A lesson of tragedy and greatness

By Francesco Carelli

Professor in Milan, Rome

Mario Sironi was one of  the greatest Master in Italian XXth Century, with a real complex activity  in  all  the periods of  his painting,  since the Symbolist beginning to the Divisionist moment, from the Futurist period  to the Metaphysic  one, from  Italian “ Novecento “  to mural painting  and  to the works  of the period after Second World War.

Sironi was one of the most original Italian painters, and also one of the most representative of  his age, as attested by his colleagues’ (and not just their) high regard for him.   “Sironi was Mussolinian   but he never  fifed for  fascist revolution  because his art, full of drama, was  more fitting to the truth  than to propaganda.  Sironi, then, was the most German among Italian painters and the most Italian among  German painters.”


An  artist of high European  level, an  artist  about whom  Picasso himself  used to say “you have  a great artist, maybe the greatest in this period and you don’t realize it”.

The artist’s juvenile phase  begin with the initial Symbolist movement before the Futurist  period  and Metaphysic one (the Lamp. Then  the Twenties Years follow, when Sironi  is among the founders of the Italian “Novecento” and  open  the Novecento  period  and  Classic period,  in which  one of  his masterpieces  is created, the Architect, 1922-1923 (showed at Venice Biennale in 1924).   The moment of  his “Expressionist crisis”  is between the  Twenties and Thirties Years , and the subsequent adventure  of  Mural painting,  still  in the Thirties (the Worker); the Neo-Metaphysic  (Eclipse)  and the  return  to the painting  of Forties  (the Penitent Woman);  at last the works  created  after the  War and the Apocalypse, one of his last painting cycles, almost the artist’s legacy of ideals. Last paintings, also, about hard reality of workers ( Foundry near Naviglio Grande Milano , 1960 ).

His paintings are at GNAM (Rome),   the Modern Art Gallery of Rome Capital, Ca’ Pesaro and Peggy Guggenheim Collection (Venice), MART of Trento and Rovereto, Brera Pinacotheca and Museum of XXth Century (Milano), GAM  (Torino), Museum of Modern Art “Mario Rimoldi” (Regole d’Ampezzo), Comunal Pinacotheca of Faenza.  These works  retrace  the  whole  way  of   the painter’s  life  and  work, from which  we can  discern  an idea  of art  as anti-academic, open  to  suggestions coming  from theatre, architecture, sculpture, illustration and drawing and advertising.

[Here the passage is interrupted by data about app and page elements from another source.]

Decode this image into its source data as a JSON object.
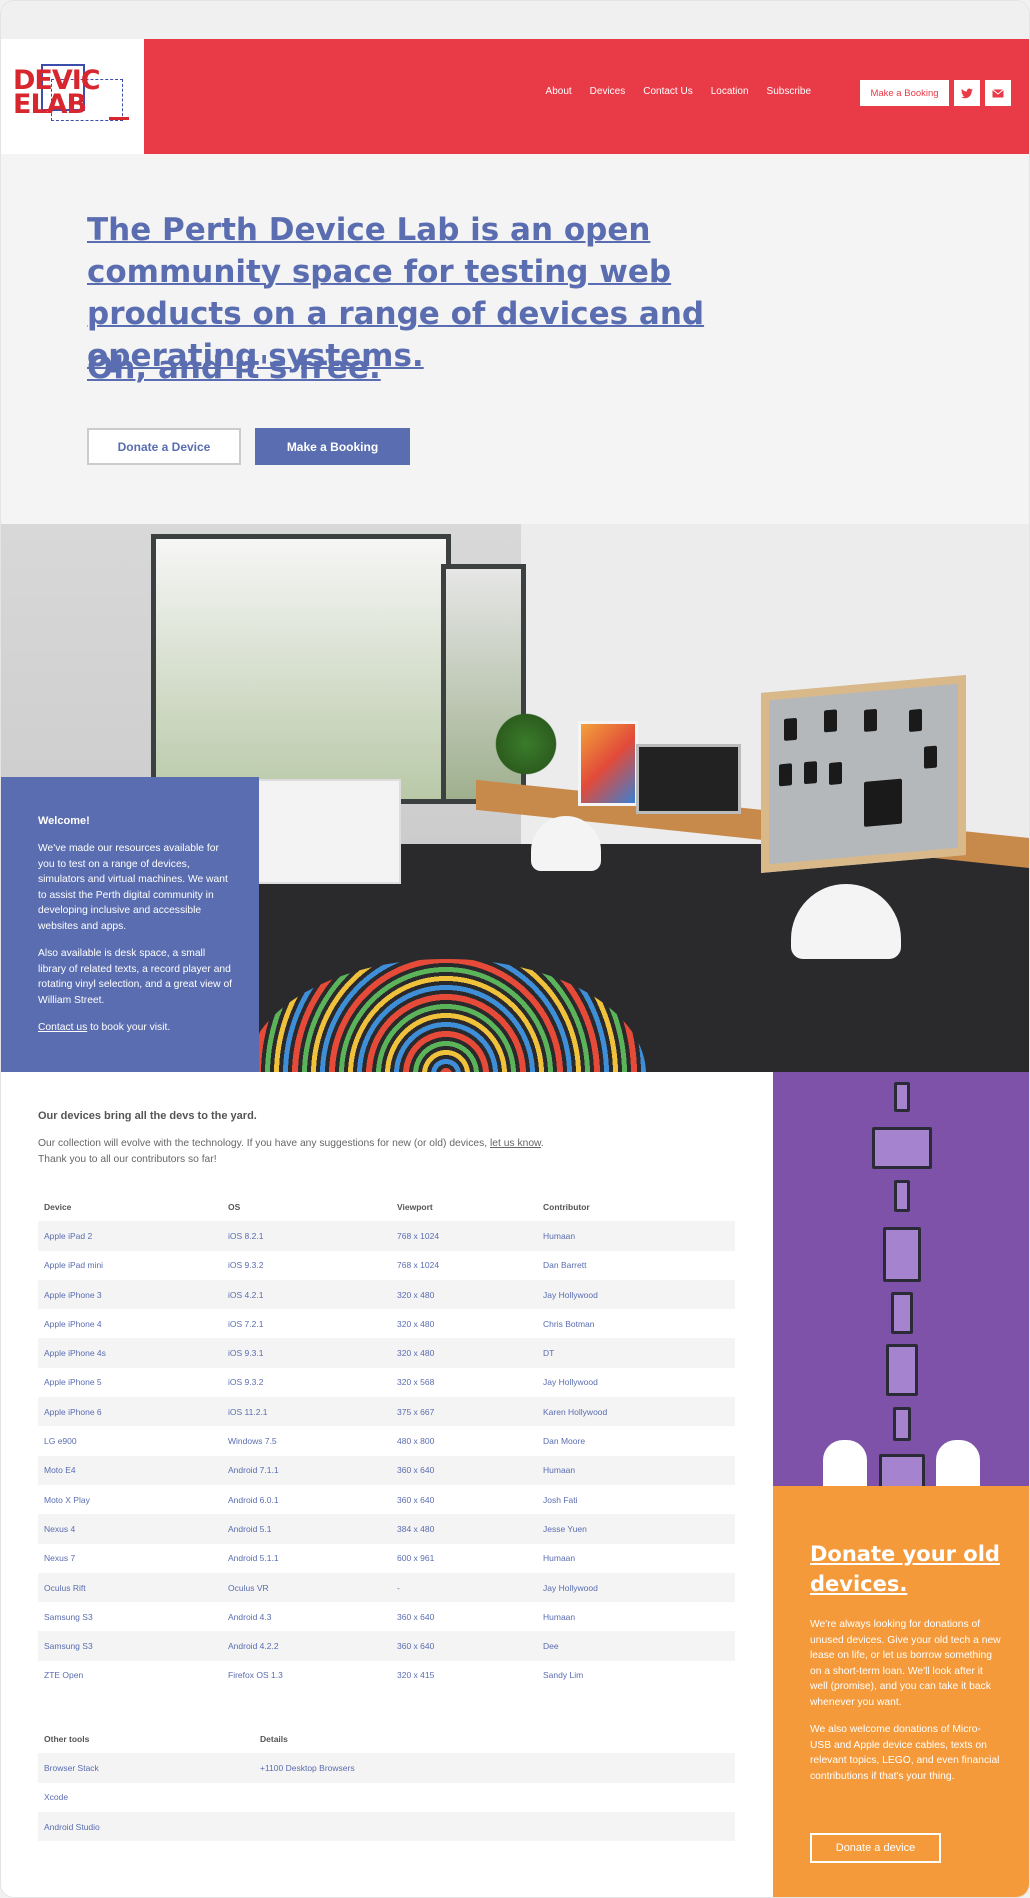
{
  "brand": {
    "logo_line1": "DEVIC",
    "logo_line2": "ELAB"
  },
  "nav": {
    "items": [
      "About",
      "Devices",
      "Contact Us",
      "Location",
      "Subscribe"
    ],
    "booking_label": "Make a Booking",
    "twitter_icon": "twitter-icon",
    "mail_icon": "mail-icon"
  },
  "hero": {
    "title": "The Perth Device Lab is an open community space for testing web products on a range of devices and operating systems.",
    "subtitle": "Oh, and it's free.",
    "donate_label": "Donate a Device",
    "booking_label": "Make a Booking"
  },
  "welcome": {
    "title": "Welcome!",
    "p1": "We've made our resources available for you to test on a range of devices, simulators and virtual machines. We want to assist the Perth digital community in developing inclusive and accessible websites and apps.",
    "p2": "Also available is desk space, a small library of related texts, a record player and rotating vinyl selection, and a great view of William Street.",
    "p3_link": "Contact us",
    "p3_rest": " to book your visit."
  },
  "devices": {
    "title": "Our devices bring all the devs to the yard.",
    "intro_pre": "Our collection will evolve with the technology. If you have any suggestions for new (or old) devices, ",
    "intro_link": "let us know",
    "intro_post": ".",
    "intro_line2": "Thank you to all our contributors so far!",
    "headers": [
      "Device",
      "OS",
      "Viewport",
      "Contributor"
    ],
    "rows": [
      [
        "Apple iPad 2",
        "iOS 8.2.1",
        "768 x 1024",
        "Humaan"
      ],
      [
        "Apple iPad mini",
        "iOS 9.3.2",
        "768 x 1024",
        "Dan Barrett"
      ],
      [
        "Apple iPhone 3",
        "iOS 4.2.1",
        "320 x 480",
        "Jay Hollywood"
      ],
      [
        "Apple iPhone 4",
        "iOS 7.2.1",
        "320 x 480",
        "Chris Botman"
      ],
      [
        "Apple iPhone 4s",
        "iOS 9.3.1",
        "320 x 480",
        "DT"
      ],
      [
        "Apple iPhone 5",
        "iOS 9.3.2",
        "320 x 568",
        "Jay Hollywood"
      ],
      [
        "Apple iPhone 6",
        "iOS 11.2.1",
        "375 x 667",
        "Karen Hollywood"
      ],
      [
        "LG e900",
        "Windows 7.5",
        "480 x 800",
        "Dan Moore"
      ],
      [
        "Moto E4",
        "Android 7.1.1",
        "360 x 640",
        "Humaan"
      ],
      [
        "Moto X Play",
        "Android 6.0.1",
        "360 x 640",
        "Josh Fati"
      ],
      [
        "Nexus 4",
        "Android 5.1",
        "384 x 480",
        "Jesse Yuen"
      ],
      [
        "Nexus 7",
        "Android 5.1.1",
        "600 x 961",
        "Humaan"
      ],
      [
        "Oculus Rift",
        "Oculus VR",
        "-",
        "Jay Hollywood"
      ],
      [
        "Samsung S3",
        "Android 4.3",
        "360 x 640",
        "Humaan"
      ],
      [
        "Samsung S3",
        "Android 4.2.2",
        "360 x 640",
        "Dee"
      ],
      [
        "ZTE Open",
        "Firefox OS 1.3",
        "320 x 415",
        "Sandy Lim"
      ]
    ],
    "tools_headers": [
      "Other tools",
      "Details"
    ],
    "tools_rows": [
      [
        "Browser Stack",
        "+1100 Desktop Browsers"
      ],
      [
        "Xcode",
        ""
      ],
      [
        "Android Studio",
        ""
      ]
    ]
  },
  "donate": {
    "title": "Donate your old devices.",
    "p1": "We're always looking for donations of unused devices. Give your old tech a new lease on life, or let us borrow something on a short-term loan. We'll look after it well (promise), and you can take it back whenever you want.",
    "p2": "We also welcome donations of Micro-USB and Apple device cables, texts on relevant topics, LEGO, and even financial contributions if that's your thing.",
    "button_label": "Donate a device"
  },
  "colors": {
    "brand_red": "#e93a47",
    "accent_blue": "#5a6db0",
    "purple": "#7e52a9",
    "orange": "#f59a3a"
  }
}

The throbbing heart works are Sironi’s  monumental works, as the Worker (1936)  and  the Empire (1936),  because “the  grandness of the town not  by chance called Eternal deeply influences his idea of art.  The ideal  of the Great Decoration that Sironi  developed  in the Thirties  was born  in him  well  before  those years (and well before  Fascism), looking at Titus Arch and Colosseum, Massenzio’s Basilica and Traian Column,  Pantheon and  Caracalla’s Thermae , the fresco of Raphael and Michaelangelo”.


“His painting is a lesson of tragedy…. There is no painter who is  worth his paintings”.  The man who wrote this sentence was not an art critic, academic,  University Professor, but the writer Gianni Rodari.  And he was not speaking about aesthetics, but  telling  of   when  he saved  the artist’s  life on 25th April, when Sironi was arrested  by a  group of Partisans to which he, Rodari, belonged.   Maybe because  he’s not  a critic, Rodari strikes the  core of the matter:  Sironi’s art is a lesson of tragedy. But there is more than  it.  Sironi’s  painting  is also a lesson of greatness.  These two things in his works  fit  perfectly one in the other like valves of a shell.  Tragedy, that is drama, strain, expressionism, romanticism. Greatness, that is strength, balance, solemnity, classicality”.

In his last works he looked at difficult workers’ life, mainly during that  post-war period ( Foundry Workers near Naviglio Grande in Milano, 1960 ).

All Sironi’s life was accompanied  by depressive crisis, since when , still a student, he stopped  from his studies,  till when  his ideals were totally destroyed from the war events.  In a paper, written in 1944- 45 , we read “ Every day is  an enormous effort to go on, to resist with this heart crushed by the enormous fatigue to exist…There is nobody here close to me; just more atrocious loneliness, as always… In some moments, I still delude myself. Then the horrid and gloomy wind starts blowing anew…Everything fell apart in the last few months, everything.  There’s nothing left but rubbles and fear “.   And in a 1945 or 1946 letter he wrote: “ But what came later was even more lugubrious…I saw things that even my bitter philosophy wouldn’t have allowed me to imagine. I saw the atrocity of  life and  the bestiality of human nature .


Photo: Oil on canvas – Foundry Workers near Naviglio Grande in Milano, 1960